Date of Completion
Dr. Heather Read, Dr. Bahram Javidi
Field of Study
Master of Science
The ability of humans and animals to classify sounds into behaviorally relevant categories is an ongoing field of study in auditory neuroscience and psychophysics. We employed a physiologically motivated signal processing scheme to extract time-varying statistics from a large database of real sounds. Our hypothesis is that two sound statistics, intensity and contrast, will be sufficient to classify broad categories of sounds using a naïve Bayesian classifier. We seek to evaluate this hypothesis, determine to what extent these two time-varying statistics can be used to classify sounds and to evaluate the limitations of the technique. The sounds themselves were organized into hierarchical categories based on the species or physical phenomenon generating the sound. Results of the naive Bayesian classifier suggest that classification using these statistics is better than chance for 13 different categories and in some cases has accuracy well above 50%. Performance generally increases with increasing duration of the validation sounds. Sounds from similar sources, such as flowing water and rain or two types of birds are often confused for each other. The classifier has high performance when comparing sounds at a much higher level of hierarchical classification, such as animal vocalizations compared to non-animal environmental sounds. Alternately, categories composed of more disparate sound sources, such as new world primates, have comparatively poor performance.

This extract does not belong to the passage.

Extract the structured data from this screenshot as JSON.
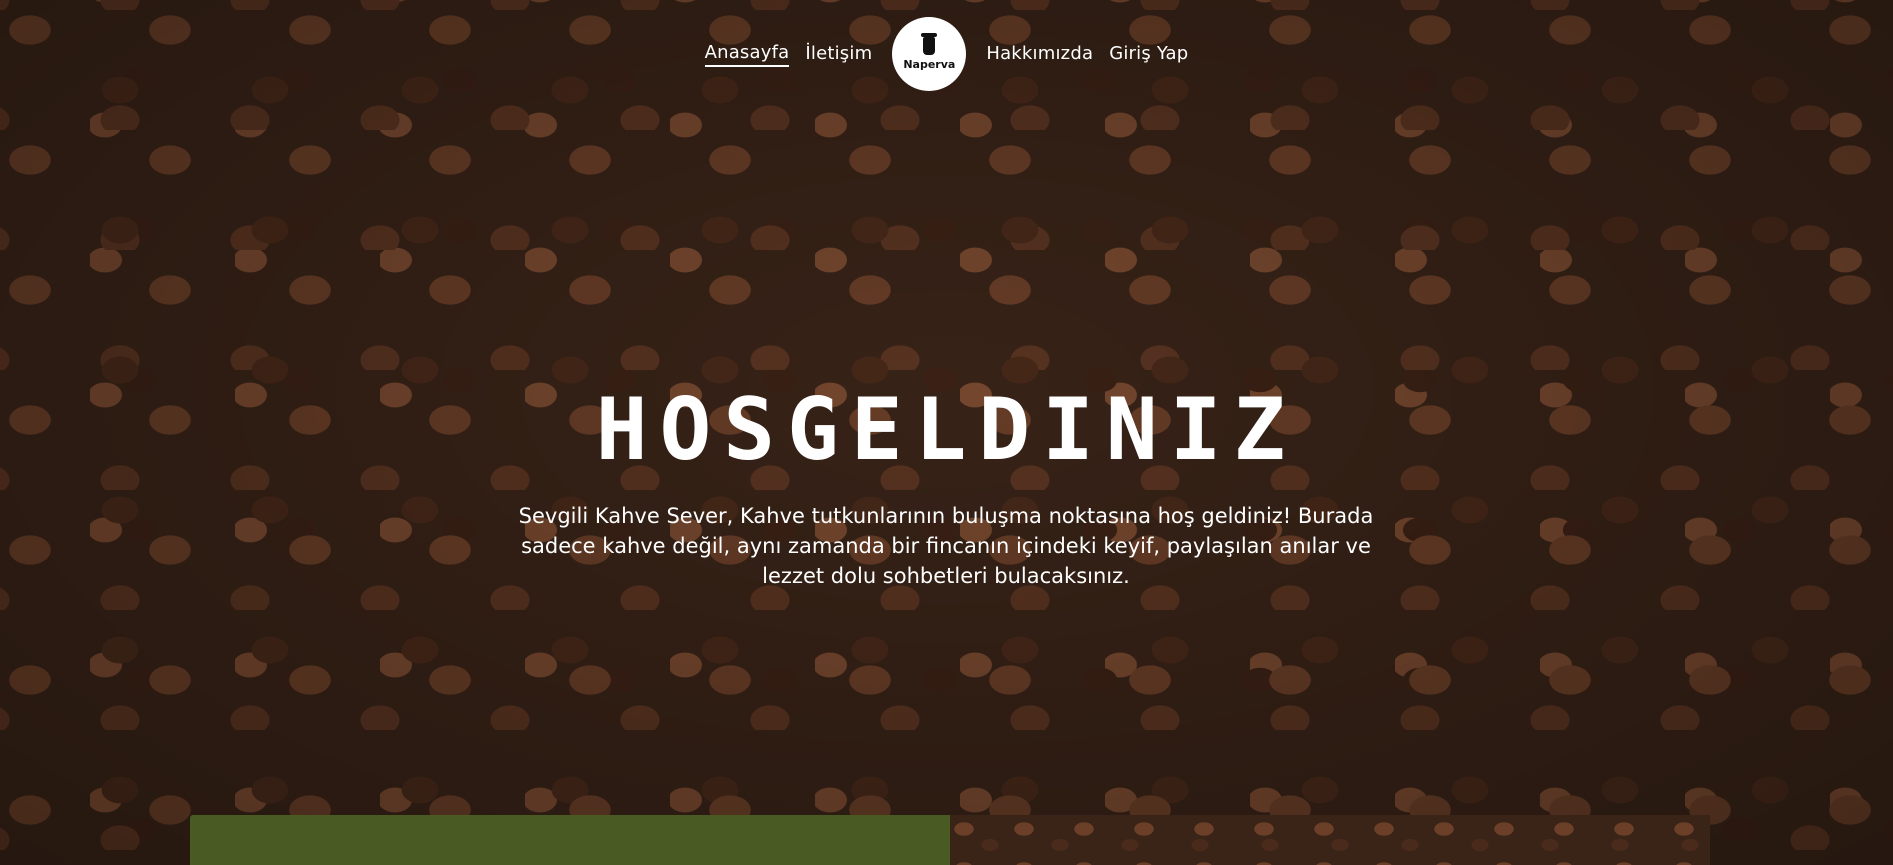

This suggests that contrast and intensity statistics provide critical information that can contribute to sound categorization and that the hierarchical approach to classification is appropriate for many, but not all, types of sounds.
Bishop, Brian B., "A Physiologically Motivated Approach to the Classification of Natural Sounds using High Order Sound Statistics" (2016). Master's Theses. 958.
Dr. Monty Escabi